Task prompt:
Go through the listing below and gather every line with the word "true".

Records supplied:
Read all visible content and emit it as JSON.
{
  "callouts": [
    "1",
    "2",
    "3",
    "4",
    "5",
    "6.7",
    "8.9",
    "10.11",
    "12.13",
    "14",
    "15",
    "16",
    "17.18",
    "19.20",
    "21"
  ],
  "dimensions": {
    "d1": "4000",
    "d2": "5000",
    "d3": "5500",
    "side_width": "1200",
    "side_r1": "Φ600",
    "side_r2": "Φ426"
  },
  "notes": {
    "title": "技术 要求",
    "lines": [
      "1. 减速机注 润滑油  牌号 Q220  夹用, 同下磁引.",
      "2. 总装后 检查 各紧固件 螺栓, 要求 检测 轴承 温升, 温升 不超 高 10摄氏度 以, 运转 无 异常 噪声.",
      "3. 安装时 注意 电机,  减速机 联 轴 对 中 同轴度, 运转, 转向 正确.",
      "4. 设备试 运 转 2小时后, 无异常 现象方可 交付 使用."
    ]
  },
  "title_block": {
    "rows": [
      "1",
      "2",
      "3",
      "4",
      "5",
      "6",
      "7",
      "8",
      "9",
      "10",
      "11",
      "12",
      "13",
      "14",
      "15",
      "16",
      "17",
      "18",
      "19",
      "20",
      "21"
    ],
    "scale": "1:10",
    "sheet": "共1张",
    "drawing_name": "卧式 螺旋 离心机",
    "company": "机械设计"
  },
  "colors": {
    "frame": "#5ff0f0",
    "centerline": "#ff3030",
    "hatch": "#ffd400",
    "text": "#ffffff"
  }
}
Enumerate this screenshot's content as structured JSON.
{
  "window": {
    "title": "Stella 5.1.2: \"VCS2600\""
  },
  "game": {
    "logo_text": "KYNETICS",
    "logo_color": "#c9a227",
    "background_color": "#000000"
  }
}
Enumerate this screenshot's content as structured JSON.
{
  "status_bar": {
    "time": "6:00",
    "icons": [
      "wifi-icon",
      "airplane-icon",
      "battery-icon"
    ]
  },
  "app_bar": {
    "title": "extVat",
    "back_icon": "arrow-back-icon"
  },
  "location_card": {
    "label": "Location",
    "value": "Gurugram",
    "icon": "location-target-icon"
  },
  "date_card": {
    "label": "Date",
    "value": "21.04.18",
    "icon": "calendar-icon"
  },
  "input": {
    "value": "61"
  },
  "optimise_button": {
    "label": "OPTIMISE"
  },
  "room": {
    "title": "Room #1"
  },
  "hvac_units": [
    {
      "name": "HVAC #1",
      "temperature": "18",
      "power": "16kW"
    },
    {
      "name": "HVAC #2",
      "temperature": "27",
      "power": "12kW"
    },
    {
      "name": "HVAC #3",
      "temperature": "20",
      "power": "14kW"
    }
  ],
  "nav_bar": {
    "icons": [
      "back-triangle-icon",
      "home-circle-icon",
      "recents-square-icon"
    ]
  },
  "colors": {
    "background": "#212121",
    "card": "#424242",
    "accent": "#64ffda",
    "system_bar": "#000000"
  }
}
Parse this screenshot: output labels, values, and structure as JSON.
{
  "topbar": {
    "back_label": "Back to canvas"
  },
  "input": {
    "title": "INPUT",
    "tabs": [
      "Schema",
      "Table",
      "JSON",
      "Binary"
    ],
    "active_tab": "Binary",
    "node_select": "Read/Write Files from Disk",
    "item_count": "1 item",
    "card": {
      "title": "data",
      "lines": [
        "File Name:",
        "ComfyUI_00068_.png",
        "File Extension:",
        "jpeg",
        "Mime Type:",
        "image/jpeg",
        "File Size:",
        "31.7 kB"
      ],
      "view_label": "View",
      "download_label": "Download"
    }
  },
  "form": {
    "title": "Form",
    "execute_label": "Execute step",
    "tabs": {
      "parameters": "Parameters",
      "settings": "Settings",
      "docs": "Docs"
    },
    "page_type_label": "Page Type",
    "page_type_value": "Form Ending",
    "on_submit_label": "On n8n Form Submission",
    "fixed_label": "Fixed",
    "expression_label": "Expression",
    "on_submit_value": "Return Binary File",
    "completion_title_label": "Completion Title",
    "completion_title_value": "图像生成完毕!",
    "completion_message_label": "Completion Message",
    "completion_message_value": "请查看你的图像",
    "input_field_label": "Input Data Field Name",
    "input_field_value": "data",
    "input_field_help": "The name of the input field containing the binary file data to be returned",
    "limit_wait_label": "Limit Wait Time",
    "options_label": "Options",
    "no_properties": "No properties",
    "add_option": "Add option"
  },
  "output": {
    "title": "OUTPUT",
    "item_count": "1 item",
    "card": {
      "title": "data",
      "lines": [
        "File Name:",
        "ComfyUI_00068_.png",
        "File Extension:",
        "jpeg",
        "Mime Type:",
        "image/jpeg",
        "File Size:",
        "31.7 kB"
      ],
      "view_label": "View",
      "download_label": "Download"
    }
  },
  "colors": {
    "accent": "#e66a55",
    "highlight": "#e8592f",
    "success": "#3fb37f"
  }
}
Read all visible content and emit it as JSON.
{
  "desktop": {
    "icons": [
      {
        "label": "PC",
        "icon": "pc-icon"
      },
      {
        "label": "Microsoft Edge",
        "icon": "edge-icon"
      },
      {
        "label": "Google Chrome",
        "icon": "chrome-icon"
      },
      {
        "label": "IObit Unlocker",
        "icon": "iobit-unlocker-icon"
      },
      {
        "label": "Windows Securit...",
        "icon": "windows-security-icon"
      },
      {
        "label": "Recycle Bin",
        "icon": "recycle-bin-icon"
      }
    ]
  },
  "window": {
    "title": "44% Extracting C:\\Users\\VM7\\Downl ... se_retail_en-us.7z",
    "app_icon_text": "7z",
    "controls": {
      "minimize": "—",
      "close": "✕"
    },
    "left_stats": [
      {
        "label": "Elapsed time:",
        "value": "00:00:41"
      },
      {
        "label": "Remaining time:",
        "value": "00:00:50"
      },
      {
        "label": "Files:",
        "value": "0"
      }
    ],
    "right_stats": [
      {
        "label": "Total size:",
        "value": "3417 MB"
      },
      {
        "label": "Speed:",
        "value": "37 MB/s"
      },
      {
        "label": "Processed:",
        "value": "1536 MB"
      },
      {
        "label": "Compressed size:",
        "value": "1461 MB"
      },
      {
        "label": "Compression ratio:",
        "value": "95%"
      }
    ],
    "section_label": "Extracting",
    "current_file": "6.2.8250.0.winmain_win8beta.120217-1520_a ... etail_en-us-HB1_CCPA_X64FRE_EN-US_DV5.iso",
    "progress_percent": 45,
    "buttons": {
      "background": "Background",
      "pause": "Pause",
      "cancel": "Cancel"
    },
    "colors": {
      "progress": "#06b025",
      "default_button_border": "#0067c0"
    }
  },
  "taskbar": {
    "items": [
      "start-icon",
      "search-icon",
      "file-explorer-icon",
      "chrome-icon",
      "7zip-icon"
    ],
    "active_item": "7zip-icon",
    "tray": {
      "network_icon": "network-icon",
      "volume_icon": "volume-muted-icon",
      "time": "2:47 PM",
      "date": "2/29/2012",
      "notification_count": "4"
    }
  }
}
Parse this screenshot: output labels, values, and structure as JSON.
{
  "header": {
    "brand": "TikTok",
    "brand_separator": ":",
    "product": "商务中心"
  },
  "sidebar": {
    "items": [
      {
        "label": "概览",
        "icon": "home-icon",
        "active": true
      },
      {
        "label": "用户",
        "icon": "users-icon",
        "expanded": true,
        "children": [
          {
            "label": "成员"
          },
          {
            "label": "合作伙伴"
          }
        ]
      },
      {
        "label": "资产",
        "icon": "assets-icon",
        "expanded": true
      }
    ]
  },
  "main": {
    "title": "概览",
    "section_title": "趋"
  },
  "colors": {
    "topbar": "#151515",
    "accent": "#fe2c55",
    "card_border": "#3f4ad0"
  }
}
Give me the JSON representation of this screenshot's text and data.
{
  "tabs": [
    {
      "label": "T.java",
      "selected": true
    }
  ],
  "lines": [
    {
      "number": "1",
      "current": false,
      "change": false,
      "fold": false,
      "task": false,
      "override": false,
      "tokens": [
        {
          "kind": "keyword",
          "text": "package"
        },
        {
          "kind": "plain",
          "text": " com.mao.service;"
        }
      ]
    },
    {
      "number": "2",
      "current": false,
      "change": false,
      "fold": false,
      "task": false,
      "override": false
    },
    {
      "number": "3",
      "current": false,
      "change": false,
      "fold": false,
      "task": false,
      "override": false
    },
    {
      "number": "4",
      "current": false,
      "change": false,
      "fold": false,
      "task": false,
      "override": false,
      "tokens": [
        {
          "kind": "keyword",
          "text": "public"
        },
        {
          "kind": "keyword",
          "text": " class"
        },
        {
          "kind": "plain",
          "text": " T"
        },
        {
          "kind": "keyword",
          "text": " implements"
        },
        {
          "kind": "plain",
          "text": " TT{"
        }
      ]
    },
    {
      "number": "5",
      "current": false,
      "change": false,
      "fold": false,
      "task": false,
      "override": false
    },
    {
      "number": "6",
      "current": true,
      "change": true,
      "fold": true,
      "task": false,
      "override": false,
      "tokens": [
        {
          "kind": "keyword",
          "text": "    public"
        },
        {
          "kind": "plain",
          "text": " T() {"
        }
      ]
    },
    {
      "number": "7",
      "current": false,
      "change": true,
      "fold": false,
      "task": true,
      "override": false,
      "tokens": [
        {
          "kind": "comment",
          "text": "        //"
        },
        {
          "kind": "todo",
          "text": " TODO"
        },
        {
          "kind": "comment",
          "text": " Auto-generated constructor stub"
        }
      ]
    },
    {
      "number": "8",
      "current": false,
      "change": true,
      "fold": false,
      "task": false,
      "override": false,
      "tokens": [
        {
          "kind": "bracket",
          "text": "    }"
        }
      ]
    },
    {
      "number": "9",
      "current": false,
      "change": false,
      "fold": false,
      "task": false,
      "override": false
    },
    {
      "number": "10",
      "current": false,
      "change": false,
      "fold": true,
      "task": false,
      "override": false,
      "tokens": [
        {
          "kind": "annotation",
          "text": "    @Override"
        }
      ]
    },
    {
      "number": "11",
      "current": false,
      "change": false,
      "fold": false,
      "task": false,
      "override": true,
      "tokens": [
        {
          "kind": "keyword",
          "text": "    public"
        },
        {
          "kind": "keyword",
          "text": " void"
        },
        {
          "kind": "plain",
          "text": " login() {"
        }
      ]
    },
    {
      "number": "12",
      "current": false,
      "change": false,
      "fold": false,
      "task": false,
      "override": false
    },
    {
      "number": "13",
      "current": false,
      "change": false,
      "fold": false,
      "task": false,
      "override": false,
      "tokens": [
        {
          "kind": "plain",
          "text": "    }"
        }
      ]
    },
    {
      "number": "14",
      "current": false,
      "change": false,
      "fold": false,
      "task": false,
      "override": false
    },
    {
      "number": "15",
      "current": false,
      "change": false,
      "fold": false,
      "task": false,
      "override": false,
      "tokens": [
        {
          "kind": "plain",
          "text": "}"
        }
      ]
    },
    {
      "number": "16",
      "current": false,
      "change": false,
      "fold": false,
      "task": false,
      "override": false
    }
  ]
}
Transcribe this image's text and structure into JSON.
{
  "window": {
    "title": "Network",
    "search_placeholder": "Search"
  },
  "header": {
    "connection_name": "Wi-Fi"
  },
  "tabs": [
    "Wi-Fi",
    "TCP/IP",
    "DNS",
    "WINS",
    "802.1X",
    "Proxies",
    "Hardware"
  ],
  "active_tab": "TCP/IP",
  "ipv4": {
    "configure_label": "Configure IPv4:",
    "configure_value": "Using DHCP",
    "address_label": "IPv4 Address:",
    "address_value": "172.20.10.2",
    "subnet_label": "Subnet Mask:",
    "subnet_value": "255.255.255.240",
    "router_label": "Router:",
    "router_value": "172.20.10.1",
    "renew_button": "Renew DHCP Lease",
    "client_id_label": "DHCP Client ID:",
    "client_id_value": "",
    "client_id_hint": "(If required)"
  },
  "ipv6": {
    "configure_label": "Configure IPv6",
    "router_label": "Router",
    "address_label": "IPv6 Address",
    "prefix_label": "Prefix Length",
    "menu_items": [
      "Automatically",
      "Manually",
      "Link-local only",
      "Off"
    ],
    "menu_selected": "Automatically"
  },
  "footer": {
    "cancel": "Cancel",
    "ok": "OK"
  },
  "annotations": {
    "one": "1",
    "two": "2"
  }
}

The completed task:
        "active": true
        "expanded": true,
        "expanded": true
      "selected": true
      "current": true,
      "change": true,
      "fold": true,
      "change": true,
      "task": true,
      "change": true,
      "fold": true,
      "override": true,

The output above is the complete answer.